All of the data is to be set down again without alteration.

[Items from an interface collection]
[Start of section]
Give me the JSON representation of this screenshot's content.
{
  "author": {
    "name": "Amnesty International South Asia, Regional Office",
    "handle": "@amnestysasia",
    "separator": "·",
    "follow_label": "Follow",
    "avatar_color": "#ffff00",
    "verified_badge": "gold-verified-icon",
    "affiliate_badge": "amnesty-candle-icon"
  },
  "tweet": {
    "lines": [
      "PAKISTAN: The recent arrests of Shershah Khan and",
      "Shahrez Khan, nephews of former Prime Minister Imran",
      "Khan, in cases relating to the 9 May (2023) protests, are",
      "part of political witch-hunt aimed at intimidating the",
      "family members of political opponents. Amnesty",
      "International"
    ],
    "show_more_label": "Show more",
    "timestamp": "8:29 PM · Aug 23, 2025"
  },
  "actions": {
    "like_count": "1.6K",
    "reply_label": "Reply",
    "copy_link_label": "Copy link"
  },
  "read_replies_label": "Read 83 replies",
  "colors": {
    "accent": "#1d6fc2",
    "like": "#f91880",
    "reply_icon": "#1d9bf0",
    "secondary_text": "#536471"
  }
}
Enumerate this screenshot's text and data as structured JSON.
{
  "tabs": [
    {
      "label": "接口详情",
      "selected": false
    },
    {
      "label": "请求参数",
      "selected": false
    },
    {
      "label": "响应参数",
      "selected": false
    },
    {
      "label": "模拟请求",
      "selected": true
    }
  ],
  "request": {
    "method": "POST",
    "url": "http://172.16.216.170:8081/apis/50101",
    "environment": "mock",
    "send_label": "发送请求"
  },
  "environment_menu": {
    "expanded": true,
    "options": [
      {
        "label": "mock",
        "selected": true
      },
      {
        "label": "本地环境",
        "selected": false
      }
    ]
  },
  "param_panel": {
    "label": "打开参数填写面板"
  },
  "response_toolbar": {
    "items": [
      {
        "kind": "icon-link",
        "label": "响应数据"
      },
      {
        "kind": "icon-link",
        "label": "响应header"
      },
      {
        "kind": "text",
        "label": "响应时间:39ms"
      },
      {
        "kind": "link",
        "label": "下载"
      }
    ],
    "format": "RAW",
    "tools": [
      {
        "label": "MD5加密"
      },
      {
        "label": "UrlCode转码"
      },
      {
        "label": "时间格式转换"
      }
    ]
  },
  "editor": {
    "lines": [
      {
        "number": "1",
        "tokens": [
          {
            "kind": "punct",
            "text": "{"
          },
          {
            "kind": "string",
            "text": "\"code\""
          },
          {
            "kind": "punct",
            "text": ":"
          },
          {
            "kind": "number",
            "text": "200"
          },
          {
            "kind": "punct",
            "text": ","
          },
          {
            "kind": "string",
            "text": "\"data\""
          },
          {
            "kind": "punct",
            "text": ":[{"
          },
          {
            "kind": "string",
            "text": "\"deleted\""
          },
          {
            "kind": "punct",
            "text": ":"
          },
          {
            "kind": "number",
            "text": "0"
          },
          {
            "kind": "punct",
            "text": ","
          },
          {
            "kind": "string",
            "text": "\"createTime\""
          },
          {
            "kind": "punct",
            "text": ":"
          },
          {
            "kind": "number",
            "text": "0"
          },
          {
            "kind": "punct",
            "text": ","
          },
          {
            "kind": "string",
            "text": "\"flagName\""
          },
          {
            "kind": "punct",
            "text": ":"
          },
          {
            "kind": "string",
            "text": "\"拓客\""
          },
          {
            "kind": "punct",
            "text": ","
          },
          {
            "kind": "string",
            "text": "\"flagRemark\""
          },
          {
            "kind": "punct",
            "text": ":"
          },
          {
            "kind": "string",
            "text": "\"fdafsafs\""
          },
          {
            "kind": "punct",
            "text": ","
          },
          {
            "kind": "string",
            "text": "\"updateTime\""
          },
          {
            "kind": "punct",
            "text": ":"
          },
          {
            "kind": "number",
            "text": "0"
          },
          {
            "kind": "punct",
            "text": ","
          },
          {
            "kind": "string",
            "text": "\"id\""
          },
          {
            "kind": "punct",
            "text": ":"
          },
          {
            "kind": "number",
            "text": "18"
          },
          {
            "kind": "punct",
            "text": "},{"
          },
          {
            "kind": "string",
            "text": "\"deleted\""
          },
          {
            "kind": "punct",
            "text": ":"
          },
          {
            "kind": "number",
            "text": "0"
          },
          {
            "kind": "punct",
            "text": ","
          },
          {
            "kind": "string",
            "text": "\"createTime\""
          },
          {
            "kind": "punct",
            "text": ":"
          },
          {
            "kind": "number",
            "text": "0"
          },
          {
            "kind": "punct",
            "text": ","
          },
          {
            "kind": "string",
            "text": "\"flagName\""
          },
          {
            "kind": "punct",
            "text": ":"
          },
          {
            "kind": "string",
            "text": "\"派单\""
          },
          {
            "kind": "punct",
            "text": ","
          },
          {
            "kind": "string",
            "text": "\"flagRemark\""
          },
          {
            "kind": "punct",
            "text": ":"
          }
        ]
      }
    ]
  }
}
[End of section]
EXERCISE RESULT
Give me the JSON representation of this screenshot's content.
{
  "author": {
    "name": "Amnesty International South Asia, Regional Office",
    "handle": "@amnestysasia",
    "separator": "·",
    "follow_label": "Follow",
    "avatar_color": "#ffff00",
    "verified_badge": "gold-verified-icon",
    "affiliate_badge": "amnesty-candle-icon"
  },
  "tweet": {
    "lines": [
      "PAKISTAN: The recent arrests of Shershah Khan and",
      "Shahrez Khan, nephews of former Prime Minister Imran",
      "Khan, in cases relating to the 9 May (2023) protests, are",
      "part of political witch-hunt aimed at intimidating the",
      "family members of political opponents. Amnesty",
      "International"
    ],
    "show_more_label": "Show more",
    "timestamp": "8:29 PM · Aug 23, 2025"
  },
  "actions": {
    "like_count": "1.6K",
    "reply_label": "Reply",
    "copy_link_label": "Copy link"
  },
  "read_replies_label": "Read 83 replies",
  "colors": {
    "accent": "#1d6fc2",
    "like": "#f91880",
    "reply_icon": "#1d9bf0",
    "secondary_text": "#536471"
  }
}
Enumerate this screenshot's text and data as structured JSON.
{
  "tabs": [
    {
      "label": "接口详情",
      "selected": false
    },
    {
      "label": "请求参数",
      "selected": false
    },
    {
      "label": "响应参数",
      "selected": false
    },
    {
      "label": "模拟请求",
      "selected": true
    }
  ],
  "request": {
    "method": "POST",
    "url": "http://172.16.216.170:8081/apis/50101",
    "environment": "mock",
    "send_label": "发送请求"
  },
  "environment_menu": {
    "expanded": true,
    "options": [
      {
        "label": "mock",
        "selected": true
      },
      {
        "label": "本地环境",
        "selected": false
      }
    ]
  },
  "param_panel": {
    "label": "打开参数填写面板"
  },
  "response_toolbar": {
    "items": [
      {
        "kind": "icon-link",
        "label": "响应数据"
      },
      {
        "kind": "icon-link",
        "label": "响应header"
      },
      {
        "kind": "text",
        "label": "响应时间:39ms"
      },
      {
        "kind": "link",
        "label": "下载"
      }
    ],
    "format": "RAW",
    "tools": [
      {
        "label": "MD5加密"
      },
      {
        "label": "UrlCode转码"
      },
      {
        "label": "时间格式转换"
      }
    ]
  },
  "editor": {
    "lines": [
      {
        "number": "1",
        "tokens": [
          {
            "kind": "punct",
            "text": "{"
          },
          {
            "kind": "string",
            "text": "\"code\""
          },
          {
            "kind": "punct",
            "text": ":"
          },
          {
            "kind": "number",
            "text": "200"
          },
          {
            "kind": "punct",
            "text": ","
          },
          {
            "kind": "string",
            "text": "\"data\""
          },
          {
            "kind": "punct",
            "text": ":[{"
          },
          {
            "kind": "string",
            "text": "\"deleted\""
          },
          {
            "kind": "punct",
            "text": ":"
          },
          {
            "kind": "number",
            "text": "0"
          },
          {
            "kind": "punct",
            "text": ","
          },
          {
            "kind": "string",
            "text": "\"createTime\""
          },
          {
            "kind": "punct",
            "text": ":"
          },
          {
            "kind": "number",
            "text": "0"
          },
          {
            "kind": "punct",
            "text": ","
          },
          {
            "kind": "string",
            "text": "\"flagName\""
          },
          {
            "kind": "punct",
            "text": ":"
          },
          {
            "kind": "string",
            "text": "\"拓客\""
          },
          {
            "kind": "punct",
            "text": ","
          },
          {
            "kind": "string",
            "text": "\"flagRemark\""
          },
          {
            "kind": "punct",
            "text": ":"
          },
          {
            "kind": "string",
            "text": "\"fdafsafs\""
          },
          {
            "kind": "punct",
            "text": ","
          },
          {
            "kind": "string",
            "text": "\"updateTime\""
          },
          {
            "kind": "punct",
            "text": ":"
          },
          {
            "kind": "number",
            "text": "0"
          },
          {
            "kind": "punct",
            "text": ","
          },
          {
            "kind": "string",
            "text": "\"id\""
          },
          {
            "kind": "punct",
            "text": ":"
          },
          {
            "kind": "number",
            "text": "18"
          },
          {
            "kind": "punct",
            "text": "},{"
          },
          {
            "kind": "string",
            "text": "\"deleted\""
          },
          {
            "kind": "punct",
            "text": ":"
          },
          {
            "kind": "number",
            "text": "0"
          },
          {
            "kind": "punct",
            "text": ","
          },
          {
            "kind": "string",
            "text": "\"createTime\""
          },
          {
            "kind": "punct",
            "text": ":"
          },
          {
            "kind": "number",
            "text": "0"
          },
          {
            "kind": "punct",
            "text": ","
          },
          {
            "kind": "string",
            "text": "\"flagName\""
          },
          {
            "kind": "punct",
            "text": ":"
          },
          {
            "kind": "string",
            "text": "\"派单\""
          },
          {
            "kind": "punct",
            "text": ","
          },
          {
            "kind": "string",
            "text": "\"flagRemark\""
          },
          {
            "kind": "punct",
            "text": ":"
          }
        ]
      }
    ]
  }
}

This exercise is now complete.